In modern China, children dream of becoming acrobats. To belong to one of the country's 200 circuses (all 100 per cent human) carries great status. It has the added allure of being one of the only ways to travel, although for most artistes this will be limited to trips within China. Only nine top troupes are granted the right to perform abroad. Government officers make regular tours of Chinese primary schools to spot early talent, and those chosen are sent to special schools where they study acrobatics, martial arts and circus skills.
The performers in these pictures all trained together and many have known each other since the age of six. Their base is in Changchun, an industrial town about the size of Manchester. Like all Chinese workers, each earns the same: the woman who risks life and limb on the high wire takes home no more than the man who tugs on the rope to hoist the wire into place. On tour abroad, they probably do somewhat better, with a generous subsistence allowance. Yet, to date, no member of the troupe has made any attempt to remain abroad.
When, on their first visit early last year, they were asked whether they would like to stay in Britain, they were unanimous: 'No. It rains too much. And we don't like the food.' They bring two cooks of their own to rustle up Manchurian meals for 50 on site.
With no star system, each performer will happily understudy two or three other acts in case of injuries, which are common. Sexual equality is apparent, too: in the balancing- chair routine, a pyramid of alternately stacked 10 human beings and 10 chairs, women take the strain alongside the men in a heart-stopping display of interlocking muscle and poise.
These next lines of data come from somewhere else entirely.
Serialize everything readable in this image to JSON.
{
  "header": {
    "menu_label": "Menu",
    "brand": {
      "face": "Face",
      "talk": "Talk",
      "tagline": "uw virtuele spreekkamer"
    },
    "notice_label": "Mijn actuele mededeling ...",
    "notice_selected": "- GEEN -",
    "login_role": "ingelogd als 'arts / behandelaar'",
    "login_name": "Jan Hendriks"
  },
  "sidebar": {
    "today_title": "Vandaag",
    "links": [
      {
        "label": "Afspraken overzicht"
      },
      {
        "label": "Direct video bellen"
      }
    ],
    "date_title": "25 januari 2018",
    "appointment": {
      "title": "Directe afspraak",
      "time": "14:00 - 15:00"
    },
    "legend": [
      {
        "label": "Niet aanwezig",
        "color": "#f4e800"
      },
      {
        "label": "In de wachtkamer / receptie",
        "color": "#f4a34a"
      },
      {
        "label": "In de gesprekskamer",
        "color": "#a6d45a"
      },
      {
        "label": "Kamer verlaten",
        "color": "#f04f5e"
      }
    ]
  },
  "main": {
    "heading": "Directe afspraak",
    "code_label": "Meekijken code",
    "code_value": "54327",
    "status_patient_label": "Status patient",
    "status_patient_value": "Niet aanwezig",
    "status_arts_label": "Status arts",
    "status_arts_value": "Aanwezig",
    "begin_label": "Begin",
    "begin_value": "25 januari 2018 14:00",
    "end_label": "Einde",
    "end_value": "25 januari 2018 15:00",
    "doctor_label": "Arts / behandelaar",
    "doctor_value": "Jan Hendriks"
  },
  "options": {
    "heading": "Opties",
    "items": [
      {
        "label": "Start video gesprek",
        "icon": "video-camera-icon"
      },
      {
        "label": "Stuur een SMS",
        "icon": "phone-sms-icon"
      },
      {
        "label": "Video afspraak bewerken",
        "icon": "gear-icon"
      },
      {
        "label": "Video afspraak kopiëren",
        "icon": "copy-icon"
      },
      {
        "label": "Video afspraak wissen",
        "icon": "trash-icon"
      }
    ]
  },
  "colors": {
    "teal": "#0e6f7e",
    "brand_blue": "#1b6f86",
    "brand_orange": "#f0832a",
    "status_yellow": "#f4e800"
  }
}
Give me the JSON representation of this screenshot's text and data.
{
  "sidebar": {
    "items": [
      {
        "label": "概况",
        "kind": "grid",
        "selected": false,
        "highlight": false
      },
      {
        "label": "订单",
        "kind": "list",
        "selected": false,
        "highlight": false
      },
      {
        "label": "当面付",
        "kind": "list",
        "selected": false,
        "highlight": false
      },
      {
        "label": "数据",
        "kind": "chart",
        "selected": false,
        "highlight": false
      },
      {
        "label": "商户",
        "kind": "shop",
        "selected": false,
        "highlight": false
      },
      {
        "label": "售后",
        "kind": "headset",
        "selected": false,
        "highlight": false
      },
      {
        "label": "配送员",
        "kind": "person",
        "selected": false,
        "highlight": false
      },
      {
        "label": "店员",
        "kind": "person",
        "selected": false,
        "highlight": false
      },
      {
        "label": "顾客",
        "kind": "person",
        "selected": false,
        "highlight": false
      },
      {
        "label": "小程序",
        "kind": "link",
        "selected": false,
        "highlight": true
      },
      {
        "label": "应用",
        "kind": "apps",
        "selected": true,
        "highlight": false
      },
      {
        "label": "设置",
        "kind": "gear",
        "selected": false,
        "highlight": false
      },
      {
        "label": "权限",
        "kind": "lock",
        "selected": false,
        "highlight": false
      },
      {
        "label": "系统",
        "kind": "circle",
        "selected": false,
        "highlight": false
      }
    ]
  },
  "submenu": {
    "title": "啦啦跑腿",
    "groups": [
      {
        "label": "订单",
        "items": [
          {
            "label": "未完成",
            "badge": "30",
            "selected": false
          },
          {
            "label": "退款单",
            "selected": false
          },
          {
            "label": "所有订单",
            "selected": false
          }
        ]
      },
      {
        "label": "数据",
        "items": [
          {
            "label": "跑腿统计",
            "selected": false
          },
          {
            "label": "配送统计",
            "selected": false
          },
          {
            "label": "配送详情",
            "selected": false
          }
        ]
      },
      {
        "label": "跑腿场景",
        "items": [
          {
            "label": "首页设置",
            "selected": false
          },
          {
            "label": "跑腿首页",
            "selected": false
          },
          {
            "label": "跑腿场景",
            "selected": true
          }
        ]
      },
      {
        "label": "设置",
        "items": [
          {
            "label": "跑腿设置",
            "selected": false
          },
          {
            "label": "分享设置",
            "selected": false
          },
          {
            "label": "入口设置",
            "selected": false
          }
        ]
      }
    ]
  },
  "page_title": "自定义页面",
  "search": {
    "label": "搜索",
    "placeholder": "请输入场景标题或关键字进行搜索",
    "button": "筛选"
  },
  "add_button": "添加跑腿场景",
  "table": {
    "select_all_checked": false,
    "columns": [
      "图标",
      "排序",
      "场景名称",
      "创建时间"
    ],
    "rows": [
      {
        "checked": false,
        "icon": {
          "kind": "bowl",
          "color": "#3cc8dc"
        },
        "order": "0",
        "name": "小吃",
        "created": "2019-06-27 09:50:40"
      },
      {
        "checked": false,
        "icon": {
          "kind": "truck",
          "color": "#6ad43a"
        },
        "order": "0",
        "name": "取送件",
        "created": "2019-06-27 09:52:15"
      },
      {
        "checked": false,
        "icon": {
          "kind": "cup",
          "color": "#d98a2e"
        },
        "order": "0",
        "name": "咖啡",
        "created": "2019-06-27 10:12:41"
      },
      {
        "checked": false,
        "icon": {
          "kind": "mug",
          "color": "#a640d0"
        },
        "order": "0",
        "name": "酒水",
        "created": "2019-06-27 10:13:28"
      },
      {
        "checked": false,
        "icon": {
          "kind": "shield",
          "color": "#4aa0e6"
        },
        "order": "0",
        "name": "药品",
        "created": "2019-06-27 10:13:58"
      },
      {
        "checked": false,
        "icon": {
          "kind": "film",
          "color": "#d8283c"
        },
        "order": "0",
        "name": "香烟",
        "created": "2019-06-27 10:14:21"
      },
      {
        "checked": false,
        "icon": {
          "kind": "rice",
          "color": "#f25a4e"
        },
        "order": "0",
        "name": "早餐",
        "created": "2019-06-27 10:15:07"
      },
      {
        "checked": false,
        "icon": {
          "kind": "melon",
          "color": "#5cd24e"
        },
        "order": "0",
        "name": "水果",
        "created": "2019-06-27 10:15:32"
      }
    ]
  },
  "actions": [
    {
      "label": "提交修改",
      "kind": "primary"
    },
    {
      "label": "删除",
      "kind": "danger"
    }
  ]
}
Some performances have a subtlety that at first seems too obscure to hold the attention of the big top: a woman lies on her shoulders and spins bright silk parasols with her feet, mesmerising as a child's kaleidoscope; a smiling man juggles a pair of delicate porcelain vases, treating them as things of beauty. Next he moves on to a heavier sort of cache-pot. Up it goes, to be caught on the back of a forearm, on his head. Then - a garden urn. You can feel its weight, you can see it. Now he moves more slowly. But up it goes, and he catches it, with a heavier thud, on his head, on one edge of its base, steadies it a moment (no hands) then, yes, revolves it on its edge, by giving small jerks of his head.
There is no ringmaster, instead these curious feats are linked by stock characters from the Peking Opera, each taking a brief promenade of the ring. There is a masked pig and a wily yellow monkey god; a posse of generals - women among them - and a comically pompous magistrate with waggling ears and long moustache which he puffs at down his nose. Finally, a pair of young women of the emperor's court waft by. We are beautiful, they seem to say. Isn't that enough?
The Chinese State Circus
appears at Midsummer Meadow, Northampton, from Wed until 3 May. It then joins the Brighton Festival and tours Britain until November (0260 297589 for all venues).
Photographs by Polly Borland
(Photographs omitted)Reuse content